Math 4111
Introduction to Analysis
Fall, 2012

Prof. M. Victor Wickerhauser



  • "It is an established maxim and moral that he who makes an assertion without knowing whether it is true or false is guilty of falsehood, and the accidental truth of the assertion does not justify or excuse him."
    Abraham Lincoln, chiding the editor of a Springfield, Illinois, newspaper, quoted from Antony Flew, How to Think Straight, p. 17

  • Final Examination (Dec 18th, 6-8pm) will be in Crow Hall, room 201, rather than in our classroom.
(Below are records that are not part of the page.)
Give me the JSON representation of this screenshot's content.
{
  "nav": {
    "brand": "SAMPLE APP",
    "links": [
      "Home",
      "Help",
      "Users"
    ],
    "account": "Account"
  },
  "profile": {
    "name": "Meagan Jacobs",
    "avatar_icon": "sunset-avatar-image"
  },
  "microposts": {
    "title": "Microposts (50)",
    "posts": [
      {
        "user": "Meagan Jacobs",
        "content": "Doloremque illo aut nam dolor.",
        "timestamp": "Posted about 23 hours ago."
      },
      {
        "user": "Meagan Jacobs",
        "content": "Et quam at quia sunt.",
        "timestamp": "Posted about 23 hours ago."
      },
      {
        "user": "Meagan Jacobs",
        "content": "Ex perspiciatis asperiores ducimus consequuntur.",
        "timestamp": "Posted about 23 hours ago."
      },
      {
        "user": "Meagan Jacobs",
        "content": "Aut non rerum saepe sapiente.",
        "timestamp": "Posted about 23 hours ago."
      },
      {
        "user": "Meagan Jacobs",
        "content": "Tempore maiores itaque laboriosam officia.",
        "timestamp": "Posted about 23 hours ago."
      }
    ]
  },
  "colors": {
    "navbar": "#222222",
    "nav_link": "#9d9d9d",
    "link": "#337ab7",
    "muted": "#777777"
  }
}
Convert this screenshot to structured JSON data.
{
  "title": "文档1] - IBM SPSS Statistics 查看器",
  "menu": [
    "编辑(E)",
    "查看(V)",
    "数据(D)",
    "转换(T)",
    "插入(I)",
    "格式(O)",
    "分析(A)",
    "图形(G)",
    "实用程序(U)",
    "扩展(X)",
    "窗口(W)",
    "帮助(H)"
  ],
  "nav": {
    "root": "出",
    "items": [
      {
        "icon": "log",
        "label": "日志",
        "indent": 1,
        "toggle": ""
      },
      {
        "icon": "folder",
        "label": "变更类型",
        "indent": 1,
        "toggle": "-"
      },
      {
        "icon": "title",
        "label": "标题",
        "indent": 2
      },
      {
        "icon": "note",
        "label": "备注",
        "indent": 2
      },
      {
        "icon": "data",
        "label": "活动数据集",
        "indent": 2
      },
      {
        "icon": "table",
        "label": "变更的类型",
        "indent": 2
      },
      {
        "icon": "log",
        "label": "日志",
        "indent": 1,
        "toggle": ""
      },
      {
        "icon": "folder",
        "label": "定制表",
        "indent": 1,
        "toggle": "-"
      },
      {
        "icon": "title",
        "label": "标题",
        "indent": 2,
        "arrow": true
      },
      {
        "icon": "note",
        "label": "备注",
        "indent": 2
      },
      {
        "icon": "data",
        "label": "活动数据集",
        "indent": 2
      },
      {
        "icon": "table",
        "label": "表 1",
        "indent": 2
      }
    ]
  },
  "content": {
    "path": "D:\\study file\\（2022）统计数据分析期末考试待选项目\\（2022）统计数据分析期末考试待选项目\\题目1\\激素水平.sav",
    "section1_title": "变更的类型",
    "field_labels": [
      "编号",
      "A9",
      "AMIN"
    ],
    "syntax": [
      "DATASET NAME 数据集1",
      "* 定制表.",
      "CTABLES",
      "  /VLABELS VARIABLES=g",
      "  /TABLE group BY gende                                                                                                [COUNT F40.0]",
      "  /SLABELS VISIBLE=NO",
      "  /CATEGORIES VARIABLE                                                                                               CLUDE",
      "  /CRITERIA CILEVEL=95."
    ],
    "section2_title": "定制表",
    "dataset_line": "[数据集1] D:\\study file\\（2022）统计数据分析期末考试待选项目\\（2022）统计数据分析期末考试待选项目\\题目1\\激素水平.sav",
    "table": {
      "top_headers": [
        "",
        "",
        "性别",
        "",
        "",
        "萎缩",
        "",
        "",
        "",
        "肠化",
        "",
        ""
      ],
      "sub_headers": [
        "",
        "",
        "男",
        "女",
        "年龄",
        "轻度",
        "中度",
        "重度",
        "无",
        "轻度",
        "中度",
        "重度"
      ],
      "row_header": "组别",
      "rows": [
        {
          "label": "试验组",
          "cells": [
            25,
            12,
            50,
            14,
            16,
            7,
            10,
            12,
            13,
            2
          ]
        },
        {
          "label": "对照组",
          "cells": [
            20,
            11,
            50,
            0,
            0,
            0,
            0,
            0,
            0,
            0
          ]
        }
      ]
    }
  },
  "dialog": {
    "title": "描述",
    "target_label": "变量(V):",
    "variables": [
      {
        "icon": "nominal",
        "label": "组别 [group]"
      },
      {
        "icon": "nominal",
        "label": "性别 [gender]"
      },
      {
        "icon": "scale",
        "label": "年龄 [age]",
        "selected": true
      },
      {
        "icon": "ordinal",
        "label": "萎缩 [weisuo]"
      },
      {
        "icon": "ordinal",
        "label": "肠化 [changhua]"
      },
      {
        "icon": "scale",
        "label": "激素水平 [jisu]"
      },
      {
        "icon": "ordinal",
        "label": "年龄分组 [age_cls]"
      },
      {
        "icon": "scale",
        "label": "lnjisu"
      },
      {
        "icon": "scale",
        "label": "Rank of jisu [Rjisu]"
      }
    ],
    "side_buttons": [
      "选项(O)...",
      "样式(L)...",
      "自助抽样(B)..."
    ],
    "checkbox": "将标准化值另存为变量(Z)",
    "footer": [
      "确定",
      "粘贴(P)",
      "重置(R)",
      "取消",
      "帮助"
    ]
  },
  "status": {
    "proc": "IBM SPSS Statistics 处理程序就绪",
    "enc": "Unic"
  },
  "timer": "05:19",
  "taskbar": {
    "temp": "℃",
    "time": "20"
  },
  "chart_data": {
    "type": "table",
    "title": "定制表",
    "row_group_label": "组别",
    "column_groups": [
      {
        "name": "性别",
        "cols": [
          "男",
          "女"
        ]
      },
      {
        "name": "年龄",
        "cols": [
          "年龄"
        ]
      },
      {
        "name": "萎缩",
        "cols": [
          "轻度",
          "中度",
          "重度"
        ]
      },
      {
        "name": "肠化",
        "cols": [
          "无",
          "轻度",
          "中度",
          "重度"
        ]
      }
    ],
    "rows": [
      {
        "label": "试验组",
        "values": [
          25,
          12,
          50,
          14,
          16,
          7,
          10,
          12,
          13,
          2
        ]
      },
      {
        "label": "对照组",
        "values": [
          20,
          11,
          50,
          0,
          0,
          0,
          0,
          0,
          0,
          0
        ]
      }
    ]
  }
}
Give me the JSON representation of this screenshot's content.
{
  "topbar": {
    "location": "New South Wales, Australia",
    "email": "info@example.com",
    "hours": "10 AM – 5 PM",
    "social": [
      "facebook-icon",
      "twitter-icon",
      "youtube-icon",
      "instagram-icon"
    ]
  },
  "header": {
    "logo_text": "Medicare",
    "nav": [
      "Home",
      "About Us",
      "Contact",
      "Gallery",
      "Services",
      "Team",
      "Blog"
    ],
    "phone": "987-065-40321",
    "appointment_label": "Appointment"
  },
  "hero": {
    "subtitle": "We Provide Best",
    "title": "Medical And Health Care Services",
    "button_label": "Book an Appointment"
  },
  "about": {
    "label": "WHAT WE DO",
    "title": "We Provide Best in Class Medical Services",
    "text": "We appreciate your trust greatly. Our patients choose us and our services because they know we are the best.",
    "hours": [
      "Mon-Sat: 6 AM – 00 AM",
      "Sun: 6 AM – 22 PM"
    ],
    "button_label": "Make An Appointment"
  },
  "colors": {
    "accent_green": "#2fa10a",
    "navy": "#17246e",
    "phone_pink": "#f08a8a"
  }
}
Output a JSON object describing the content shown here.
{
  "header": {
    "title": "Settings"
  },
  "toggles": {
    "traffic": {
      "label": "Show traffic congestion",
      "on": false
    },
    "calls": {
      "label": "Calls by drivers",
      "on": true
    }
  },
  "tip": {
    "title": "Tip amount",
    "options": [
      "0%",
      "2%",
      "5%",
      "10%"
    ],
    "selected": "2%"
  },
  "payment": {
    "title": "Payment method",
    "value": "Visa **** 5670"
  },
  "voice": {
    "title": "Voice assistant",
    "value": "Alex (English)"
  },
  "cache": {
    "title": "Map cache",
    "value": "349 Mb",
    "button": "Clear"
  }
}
Topics. This course is the first part of a rigorous introduction to mathematical analysis. We will cover basic inequalities for real and complex numbers, basic set theory, and basic point-set topology such as limits of sequences, the least upper bound property, compactness, connectedness, and continuity. We will study absolute continuity, uniform continuity, differentiability, bounded variation, and rectifiability, all in the context of metric spaces. We will prove the mean value theorem, Taylor's theorem, L'Hopital's rule, and other theorems concerning differentiation and extrema of functions of n variables. We will finish with a rigorous development of the Riemann-Stieltjes integral, proving the second fundamental theorem of calculus and other theorems concerning differentiation of integrals, changes of variable, and interchanges of the order of multiple integrals.

Time. Classes meet Tuesdays and Thursdays, 10:00 am to 11:30 am, in Duncker Hall, room 101.

Prerequisites. Math 310, or the permission of the instructor.

Text. The lectures will follow the first half of the book Mathematical Analysis by Tom Apostol, second edition, published by Addison-Wesley, ISBN 0-201-00288-4 (1974).

Homework. You are encouraged to collaborate on homework, and to work additional exercises from the relevant problem sections, although the homework grade will be based only on the exercises listed below. Please return your solutions to the instructor by the end of class. Problem sets will be assigned as follows:
Solutions are due at the end of class on the due date. Late homework will not be accepted.

Tests. Midterm examination: Thursday, October 25, 2012, in class. Cumulative Final Examination: Tuesday December 18, 2012, 6:00 PM - 8:00 PM, in Crow Hall, room 201.

Grading. One grade will be assigned for homework, one for the midterm examination, and one for the final examination. These three will contribute equally to the course grade. Letter grades, computed from the course score class average and standard deviation, will be at least the following:

Course score at least:90%80%70%60%
Letter grade at least:ABCD

Students taking the Cr/NCr or P/F options will need a grade of D or better to pass. Students auditing the course will need to attend at least 25 lectures to receive a successful audit grade.

Office Hours. See the instructor in Cupples I, room 105a, on Tuesdays and Thursdays from 11:30-12:00, namely after class, and Fridays from 3:00-4:00, or make an appointment by telephone or email.

Questions? Return to M. Victor Wickerhauser's home page for contact information.
Last modified on December 13, 2001.